Choosing social media
By Louis Eksteen
The range of social media options is increasing at pace. Brands need to constantly evaluate new platforms to figure out if their consumers expect them to be there. But with a dizzying array of options, which social media will give the most uplift?
I believe there is no right answer to fit all brands. The question should really be in two parts:
- Which social media are right for me and my brand?
- Which social media are used by my target consumers?
In other words I believe there is, firstly, a place for doing something really great on your own terms on your own chosen platform. This means not blindly following consumers to the platforms they’re already on, but doing something amazing and true to yourself. The consumers that find you there will be rewarded with excellent content and engagement. Then you can look at what potential and real customers are doing on social media.
Build it and they will come
Take fashion as an example. Small, bespoke brands, retailers and quirky image bloggers were quick to recognise the value of Instagram for niche buzz. Since fashion brands found Instagram, consumers have sought out the best fashion accounts to follow themselves. This world is far removed from a relentless pursuit of likes.

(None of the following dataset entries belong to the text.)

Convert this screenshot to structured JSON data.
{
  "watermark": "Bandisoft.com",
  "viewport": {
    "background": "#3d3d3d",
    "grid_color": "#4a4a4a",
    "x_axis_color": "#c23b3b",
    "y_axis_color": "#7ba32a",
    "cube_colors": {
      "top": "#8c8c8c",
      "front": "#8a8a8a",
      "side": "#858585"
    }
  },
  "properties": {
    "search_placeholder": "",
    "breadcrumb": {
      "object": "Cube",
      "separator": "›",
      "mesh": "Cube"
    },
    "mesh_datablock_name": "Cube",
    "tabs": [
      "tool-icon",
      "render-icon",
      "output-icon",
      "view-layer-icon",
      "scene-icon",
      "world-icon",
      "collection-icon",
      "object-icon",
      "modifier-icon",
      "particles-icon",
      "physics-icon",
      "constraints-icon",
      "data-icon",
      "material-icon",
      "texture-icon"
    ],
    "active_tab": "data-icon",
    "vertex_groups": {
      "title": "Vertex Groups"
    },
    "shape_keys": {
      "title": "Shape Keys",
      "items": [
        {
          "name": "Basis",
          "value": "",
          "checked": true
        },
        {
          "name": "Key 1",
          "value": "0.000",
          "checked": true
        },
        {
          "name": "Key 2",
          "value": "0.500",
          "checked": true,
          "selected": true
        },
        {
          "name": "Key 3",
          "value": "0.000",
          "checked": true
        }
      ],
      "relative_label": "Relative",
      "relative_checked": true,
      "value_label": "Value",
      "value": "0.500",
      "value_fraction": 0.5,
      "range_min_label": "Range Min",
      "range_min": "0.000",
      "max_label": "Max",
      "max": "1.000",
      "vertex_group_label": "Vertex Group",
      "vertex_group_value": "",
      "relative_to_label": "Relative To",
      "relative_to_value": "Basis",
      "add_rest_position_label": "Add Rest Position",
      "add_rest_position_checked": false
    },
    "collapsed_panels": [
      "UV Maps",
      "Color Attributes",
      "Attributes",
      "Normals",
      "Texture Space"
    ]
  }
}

The result is a lower quantity of followers, but a higher desirability evident in the followers your brand attracts. Of course this strategy works well for fashion, but amazingly not all fashion brands are even aware of the power of Instagram. Or Pinterest.
A strategy of being on a specific social platform or two can draw the core fans, because they feel they found you, without you having to entice them with all sorts of marketing gimmickry. Post it and they will come.
Follow the cat to the brewery
On the other hand, using a specific platform because your influencers are there already may work too. Social media for pets is becoming a major trend. Quaintly still called “communities” at Dogster and Catster, pet lovers can act out their pets’ social lives in communities who care.
Imagine if Hill’s were to create a deal with Catster to participate on the network (which is still primitive, basically a cross between an old-school forum and a community chat group rather than a social media network), to bring a brand page or two to life. Commercialisation is obviously frowned upon, but the rewards for first movers, if you get it right, should be a treat.
Also try the unusual Untappd, a “mobile social check-in and discovery network specifically for beer enthusiasts”. This fun brewery and beer lovers’ social media network is business-savvy, offering marketers a host of interesting ways to interact with beersters.
So what is the moral of this tale, the spin of the plot, I hear you ask? Simply that social media is what you make of it, not what it makes of you.